Incentives to employers, colleges and their students to try and bridge the gap between the skills FE students achieve by the time they leave college and what government believes UK industry needs to succeed, will not result in a sufficient narrowing of the skills gap, writes Eamonn Egan.
Twenty seventeen saw the UK take a step in the right direction in dealing with the country’s skills shortages. It came in the shape of an amendment to the Government’s Technical and Further Education Bill.
Since September last year, schools have been required to produce a policy giving further education colleges and representatives from other competitive sources of learning and training the right to have access to Year 10 and 11 pupils, to give them information on vocational education and training and apprenticeships. Lord Baker, who tabled the amendment, commented that it would need significant support from the Government, as it would be met with great hostility in every school in the country.
You might ask: why such hostility from schools? The answer to that is at the heart of the skills dilemma.
What the Government really wants, is that FE colleges pick up the students who get the least from the school system when they are 16.
In 2015-16, across England and Wales, 62.6 per cent of students in state-funded schools achieved A*-C grades in both GCSE English and GCSE mathematics, a key success indicator for schools. The percentage of students entering further education (FE) colleges the following year with both A*-C grades in GCSE English and GCSE mathematics was 34 per cent. In other words, FE colleges pick up large numbers of students from local schools who achieved less well than their peers; the ones who stay in sixth form and take A-levels.
It is a role FE colleges play that is largely unacknowledged by government and the media. Students typically stay at college for two years, during which time it is expected that they are transformed, on mass, into the skilled workforce the country is crying out for.
What the Government says it wants from its further education sector is that it produces the skilled workforce the country needs to compete in a global marketplace. What the Government really wants, is that FE colleges pick up the students who get the least from the school system when they are 16.
The dilemma is deeply embedded in the way UK education works.
School teachers are university graduates; people who have benefitted from the school system as it is, the large majority of whom did well in their GCSEs, completed A-levels, and went on to university, before taking a Postgraduate Certificate in Education (PGCE) and entering the teaching profession as primary or secondary school teachers.
As a body of people, school teachers simply have little or no experience or knowledge of 16-18 vocational education.
When advising their Year 11 students, school teachers err on the side of the path that served them and their peers well; the academic route of A-levels and university. Add to this that schools have a captive Year 11 audience as potential A-level students for their own sixth forms, and it is easy to see why Year 11 students across the country have rarely received full and impartial information and advice about vocational education and training as a potential progression route when they finish Year 11.
Schools are aware though that some students would struggle with A-levels, and won’t do well enough in their GCSEs to get onto an A-level programme. It is these students that schools direct to their local college. The students themselves validate the system by duly making their way down to their local FE college. But then, what else are they to do?

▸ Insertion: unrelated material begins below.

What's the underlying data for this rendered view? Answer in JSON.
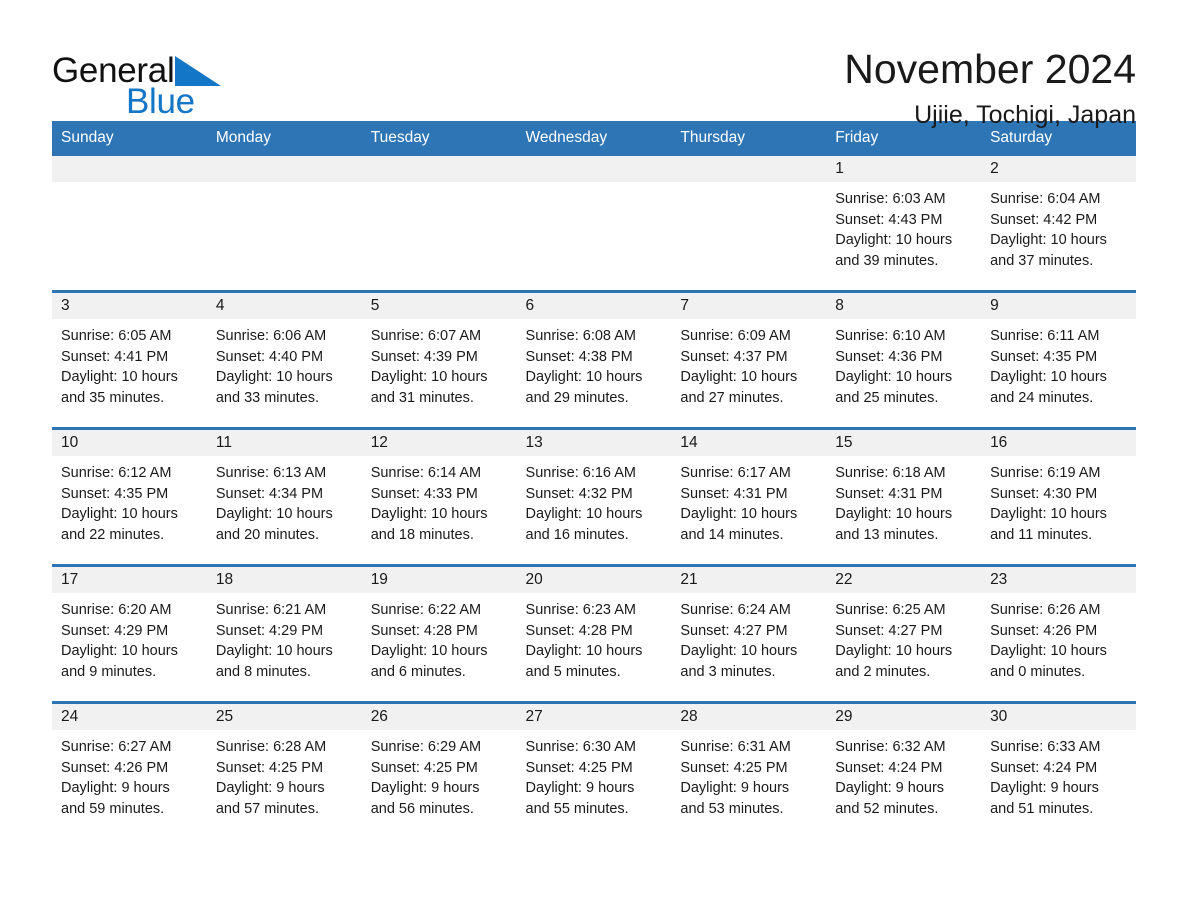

The issue of skills gaps in the UK workforce may present itself as an economic and political problem. It is in fact a social problem. Most people in government and the media aren’t looking for the change they talk about.
Incentives to employers, colleges and their students to try and bridge the gap between the skills levels FE students achieve by the time they leave college, and what the Government believes UK industry needs to succeed, will not result in a sufficient narrowing of the skills gap UK industry is currently experiencing. Much more needs to be done in the school system, in the way vocational education and training is represented to school students before they finish Year 11.
Virtually everyone in the school system, in Government and the civil service benefitted from the school system as it is. Tampering with it would change a social system that has benefitted them and their peers all their lives. While they complain about the woes of further education and the skills gaps suffered by UK industry, the Government, the civil service and the media in fact have things the way they want them. What they say they want is for skills gaps in the UK to reduce. But what they really want is a continuation of the status quo. And so the hostility referred to by Lord Baker.
The issue of skills gaps in the UK workforce may present itself as an economic and political problem. It is in fact a social problem. Most people in government and the media aren’t looking for the change they talk about. The people doing the looking are in the FE colleges themselves, in the way they aspire for their students to achieve things during their two years at college, that they never thought themselves capable of, when they were at school.
The April 2017 amendment to the Technical and Further Education Bill is a small step, unlikely by itself to drive the kind of change the country will need if it really is to produce the skilled workforce that’s required, but nevertheless a step in the right direction.
Headline Image Credit: Maridav/Shutterstock.com